Israeli Ministers to Debate Bill Allowing Guard Huts in Grazing Areas

Sponsors say bill is meant to protect flocks, but greens object claiming serious harm to open areas

Sheep graze near the town of Rahat in the Negev.
Ofer Vaknin

The Ministerial Committee for Legislation is scheduled Sunday to debate a bill that would permit living in grazing areas by enabling the construction of isolated structures and granting approval to existing ones.

The Society for the Protection of Nature in Israel is strongly opposed, arguing that it circumvents the planning process and creates a risk that communities will be built in sensitive natural areas.

The bill, sponsored by MKs Bezalel Smotrich (Habayit Hayehudi) and Yitzhak Vaknin (Shas), states that the agriculture minister, in consultation with the police, can declare an area of land an “adjacent guarding area” in which the constant presence of a shepherd is needed to prevent his flock from being harmed.

Under the bill, a shepherd can ask the Agriculture Ministry’s grazing authority and the local planning authority for a permit to erect a residential building in such an area. Owners of such structures that already exist and which are generally inhabited illegally can also apply for a permit.

According to the bill’s sponsors, the objective is to turn the shepherds’ accommodations into a means of guarding public lands and to improve the management of open areas by having grazing flocks thin out the vegetation to prevent fires.

There are a number of small isolated outposts in the Galilee and the Jerusalem Hills, where residents tried without success to obtain permits for residential construction. The planning authorities and the Israel Lands Authority objected, allowing the legalization of such small communities only in the central Negev.

In a statement the SPNI argued that the bill circumvents the planning process and will allow the construction of homes and infrastructure in national parks and nature reserves. It would retroactively legalize dozens of ranches that have been illegally established and will cause serious harm to open areas.

These will not be single, isolated homes erected, the group stressed, but will include enclosures, warehouse, fences and milking facilities, along with all the accompanying infrastructure.
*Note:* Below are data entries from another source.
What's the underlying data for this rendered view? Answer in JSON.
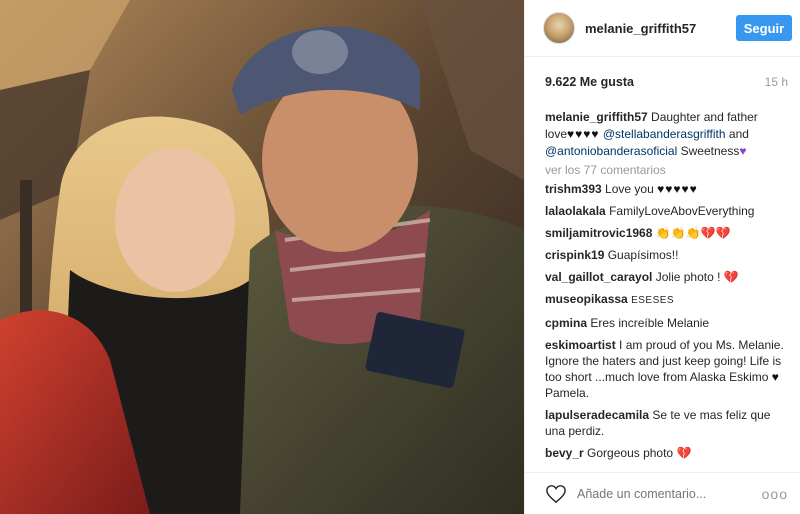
{
  "header": {
    "username": "melanie_griffith57",
    "follow_label": "Seguir"
  },
  "meta": {
    "likes": "9.622 Me gusta",
    "time": "15 h"
  },
  "caption": {
    "username": "melanie_griffith57",
    "text_1": "Daughter and father love",
    "hearts": "♥♥♥♥",
    "mention_1": "@stellabanderasgriffith",
    "and": "and",
    "mention_2": "@antoniobanderasoficial",
    "text_2": "Sweetness",
    "purple_heart": "♥"
  },
  "view_more": "ver los 77 comentarios",
  "comments": [
    {
      "user": "trishm393",
      "text": "Love you ",
      "extra": "♥♥♥♥♥"
    },
    {
      "user": "lalaolakala",
      "text": "FamilyLoveAbovEverything",
      "extra": ""
    },
    {
      "user": "smiljamitrovic1968",
      "text": "",
      "extra": "👏👏👏💔💔"
    },
    {
      "user": "crispink19",
      "text": "Guapísimos!!",
      "extra": ""
    },
    {
      "user": "val_gaillot_carayol",
      "text": "Jolie photo ! ",
      "extra": "💔"
    },
    {
      "user": "museopikassa",
      "text": "ESESES",
      "extra": ""
    },
    {
      "user": "cpmina",
      "text": "Eres increíble Melanie",
      "extra": ""
    },
    {
      "user": "eskimoartist",
      "text": "I am proud of you Ms. Melanie. Ignore the haters and just keep going! Life is too short ...much love from Alaska Eskimo ",
      "extra": "♥",
      "extra_after": " Pamela."
    },
    {
      "user": "lapulseradecamila",
      "text": "Se te ve mas feliz que una perdiz.",
      "extra": ""
    },
    {
      "user": "bevy_r",
      "text": "Gorgeous photo ",
      "extra": "💔"
    }
  ],
  "add_comment": {
    "placeholder": "Añade un comentario...",
    "more": "ooo"
  },
  "colors": {
    "follow_button": "#3897f0",
    "mention": "#003569",
    "muted": "#999999"
  },
  "icons": [
    "heart-outline-icon",
    "more-options-icon"
  ]
}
Smotrich said in response that the bill was aimed at preserving the ability to hold on to agricultural land. “Agricultural crime is putting its retention and its economic viability into question and is leading quite a few farmers to abandon the land,” he said. “Given the non-response by law enforcement, the farmer is forced to remain on site throughout the day, which is why living arrangements are necessary.”